→ queens, pt. II
→ queens, pt. I
Canada Wonderland’s SkyRider - (1985-2014)
SkyRider was the first stand-up roller coaster to be built in Canada and is scheduled to be closed and dismantled September 1, 2014.
If anyone wants to connect/bother me in Guild Wars 2 my user tag is Nefaria.7659
Guild Wars 2 - Scarlet’s Descent / Mordremoth’s Rise
Detail shots of Vandala Doubloons - photos belong to riggles323.
her heel is a treasure chest!
Ever wondered how much water/caffeine/alcohol you’d need to drink to reach a lethal dose? This graphic shows the median lethal dose for all three!
Read more detail about LD50 tests in the accompanying post: http://wp.me/p4aPLT-ol
No matter how dark it is
I know I’m not alone
Moonlight shines upon us
(edit) - Missing Credits: Chloe Buse, Diana D’Arcee
Food birds by Anna Keville Joyce
There was an article posted in the Toronto Star during the Pride weekend which rubbed me the wrong way - mostly because it was written so short-sighted it seemed unable to identify how judgmental its tone was.
After the horrid puns about what asexuals would hold and wear to a parade; the quote that seemingly pushed me over the edge was about three quarters of the way through:
Asexuals have easier lives than we do, or at least more agency and expansion, because sex never corralled them. Their world is open.
Imagine never having endured sexual/romantic loss.
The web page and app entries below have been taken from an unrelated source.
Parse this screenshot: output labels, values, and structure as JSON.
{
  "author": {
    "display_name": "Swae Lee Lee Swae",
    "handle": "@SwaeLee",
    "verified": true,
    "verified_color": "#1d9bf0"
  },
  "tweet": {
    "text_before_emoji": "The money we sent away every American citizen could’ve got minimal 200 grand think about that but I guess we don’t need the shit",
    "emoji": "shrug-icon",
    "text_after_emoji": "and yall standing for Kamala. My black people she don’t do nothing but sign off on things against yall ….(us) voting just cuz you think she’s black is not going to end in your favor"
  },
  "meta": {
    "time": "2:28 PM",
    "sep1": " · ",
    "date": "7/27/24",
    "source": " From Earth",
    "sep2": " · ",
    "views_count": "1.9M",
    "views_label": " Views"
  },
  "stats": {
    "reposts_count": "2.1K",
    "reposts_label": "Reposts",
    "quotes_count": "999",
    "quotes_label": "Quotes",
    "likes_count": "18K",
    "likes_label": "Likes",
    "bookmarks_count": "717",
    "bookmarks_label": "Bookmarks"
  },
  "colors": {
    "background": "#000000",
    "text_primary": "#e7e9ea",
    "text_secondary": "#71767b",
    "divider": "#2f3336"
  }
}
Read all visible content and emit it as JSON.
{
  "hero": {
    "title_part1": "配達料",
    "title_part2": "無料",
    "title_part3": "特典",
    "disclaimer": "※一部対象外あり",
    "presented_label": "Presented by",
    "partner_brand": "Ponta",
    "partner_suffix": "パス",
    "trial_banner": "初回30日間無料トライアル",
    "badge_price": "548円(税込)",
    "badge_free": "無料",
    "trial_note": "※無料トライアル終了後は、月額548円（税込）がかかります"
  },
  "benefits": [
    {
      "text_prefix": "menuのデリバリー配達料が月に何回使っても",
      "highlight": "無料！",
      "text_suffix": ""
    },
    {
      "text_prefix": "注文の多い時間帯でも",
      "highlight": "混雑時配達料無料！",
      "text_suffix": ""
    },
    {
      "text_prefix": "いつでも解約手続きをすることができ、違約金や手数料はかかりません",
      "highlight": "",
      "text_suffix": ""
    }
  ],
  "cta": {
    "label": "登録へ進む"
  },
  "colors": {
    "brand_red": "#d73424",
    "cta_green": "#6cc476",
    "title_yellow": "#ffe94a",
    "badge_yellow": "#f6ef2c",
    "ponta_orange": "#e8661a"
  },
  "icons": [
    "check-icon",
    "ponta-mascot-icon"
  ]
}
It must be nice.
I try not to swear but - what the fuck?
After paragraphs of literally questioning why a type of sexuality was even at a parade, they go on to generalize about a lifestyle they know nothing about. It would be as if someone starting exclaiming how bisexuals/pansexuals have it easier because they have a bigger pool of people to pick sexual partners from.
No, that’s not how it works.
Considering the article referenced an article which summed up the issues the asexual community faces - you can’t seemingly ignore it then go on to generalize about the whole premise.
A response the article did receive summarized this:
Heather Mallick proclaims that the lives of asexuals are “easier than most” while ignoring the unique challenges we face.
We are perpetually fighting to have our existence acknowledged against people trying to “cure” us, and for our families and communities to recognize our significant relationships. Then there’s homophobic bullying and harassment many (if not most) of us face because we are and/or are perceived to be LGB (and T).
We march in Pride parades so that others will start treating us a fully human, and there isn’t anywhere else for us to go. We had our historic International Asexuality Conference to share our experiences with other aces.
I hope in the future people will be more respectful of (asexual) people and experiences they know little about.
C.J. Chasin, on behalf of Ace Toronto
I’m not going to argue that asexuals face more challenges then others, but at the same time - its a sexual orientation outside of the societal and cultural norm and therefore will face challenges regardless.